Disclosure is here to stay in the US

Implementation of transparency rules by SEC likely to go ahead whether or not Secretary of State Tillerson approves of them

To disclose or not to disclose? That is the question often posed by corporate players in extractive industries when determining whether to tell host country taxpayers just how much has been paid over to their governments to conclude big-ticket transactions.

For the citizens of state-recipients keen to monitor how Big Oil deals with their representatives, it’s a no-brainer — of course they want to know, and if offered a choice would seek to extend civil society supervision throughout the life cycle of schemes delivered in their name.

Certainly, the judicious application of commissions, royalties, dividends, bonus payments and billion-dollar revenue streams can have a transformative impact on livelihoods and environmental cohesion — as much in the world’s poorer neighbourhoods as the fracking fields of North Dakota.

The European Union, UK and Norway feature among 30 jurisdictions which already have disclosure requirements on their statute books, most of which have been in effect for at least a year, and the US was meant to follow suit.

Oxfam America led the pack in pushing the Securities & Exchange Commission (SEC) to implement a rule enforcing disclosure within the Dodd-Frank Wall Street Reform & Consumer Protection Act, specifically section 1504 dubbed the Cardin-Lugar provision after two redoubtable US senators.

Activists finally triumphed last summer, five years after the tortuous passage of Dodd-Frank, when the SEC published a rule set to come into force in 2018, lifting the resource curse from oil-rich countries which continued to languish in the poverty their venal politicians had prescribed.

But victory celebrations were short-lived — no-one had counted on former ExxonMobil chief executive Rex Tillerson reincarnating as US President Donald Trump’s Secretary of State, then stepping up to change the template on which reform had been predicated.

Trump moved swiftly this week to void the rule, sending officials back to the drawing board.

Republican Majority Leader Kevin McCarthy cheered on the counter-revolution, arguing that US business would be competitively disadvantaged by Cardin-Lugar — after all, that’s what Tillerson had told the American Petroleum Institute to say for years.

It is hard to see how though.

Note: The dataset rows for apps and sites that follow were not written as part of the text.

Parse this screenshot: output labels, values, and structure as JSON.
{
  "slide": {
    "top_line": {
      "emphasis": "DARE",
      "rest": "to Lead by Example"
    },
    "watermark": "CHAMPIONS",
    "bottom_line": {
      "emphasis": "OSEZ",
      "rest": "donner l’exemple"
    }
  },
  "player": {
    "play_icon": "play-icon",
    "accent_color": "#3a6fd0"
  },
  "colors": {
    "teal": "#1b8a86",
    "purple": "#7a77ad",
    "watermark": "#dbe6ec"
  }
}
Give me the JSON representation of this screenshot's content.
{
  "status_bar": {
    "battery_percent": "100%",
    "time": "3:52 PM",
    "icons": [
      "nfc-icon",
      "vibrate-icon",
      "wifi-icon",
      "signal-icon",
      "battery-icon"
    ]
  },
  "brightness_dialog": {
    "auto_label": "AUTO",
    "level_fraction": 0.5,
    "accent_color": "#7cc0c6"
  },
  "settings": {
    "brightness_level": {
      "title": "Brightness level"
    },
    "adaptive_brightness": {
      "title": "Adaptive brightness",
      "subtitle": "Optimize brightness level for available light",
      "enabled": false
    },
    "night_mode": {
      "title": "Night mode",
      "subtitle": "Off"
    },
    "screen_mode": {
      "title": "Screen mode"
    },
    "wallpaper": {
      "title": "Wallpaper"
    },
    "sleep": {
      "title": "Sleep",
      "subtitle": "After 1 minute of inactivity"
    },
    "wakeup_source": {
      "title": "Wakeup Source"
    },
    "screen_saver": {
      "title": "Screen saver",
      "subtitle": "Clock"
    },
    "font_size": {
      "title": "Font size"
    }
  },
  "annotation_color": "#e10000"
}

Since the oil fraternity already reports to bourses sporting similar rules, including what’s left of the Seven Sisters (a term coined by ex-Eni boss Enrico Mattei back in the 1950s) with even the Russian and Asian giants constrained by listings on OECD exchanges.

Will the SEC come back next year with a revamped rule, devising a panoply of exemptions and special circumstances to dilute the mandatory reporting requirement? Possibly, but the effect will only be to delay implementation, not rescind it.

Meanwhile, the deal-making continues apace with the consequences of inaction laid bare this week, as Italian prosecutors prepare to indict Eni chief executive Claudio Descalzi and fellow travellers in Shell over graft alleged to have occurred in Nigeria more than a decade ago — before the world changed.

If the Milan court agrees before summer to have these big names stand trial before the end of 2017, the spectacle will serve to focus minds on just how much unravelling we’ve yet to see — and whose score cards might usefully be scratched in pursuit of justice.

Campaigners such as Global Witness turned up the heat this week: “Where a handful of corrupt individuals line their pockets, others must lose out, in this case depriving Nigeria’s people of a sum worth 80% of its 2015 healthcare budget — a spectacular theft allowed to happen because Shell and Eni knew their payments would remain hidden.”

Time, perhaps, for Trump to call off the dogs — after all, there are some real bad hombres still out there.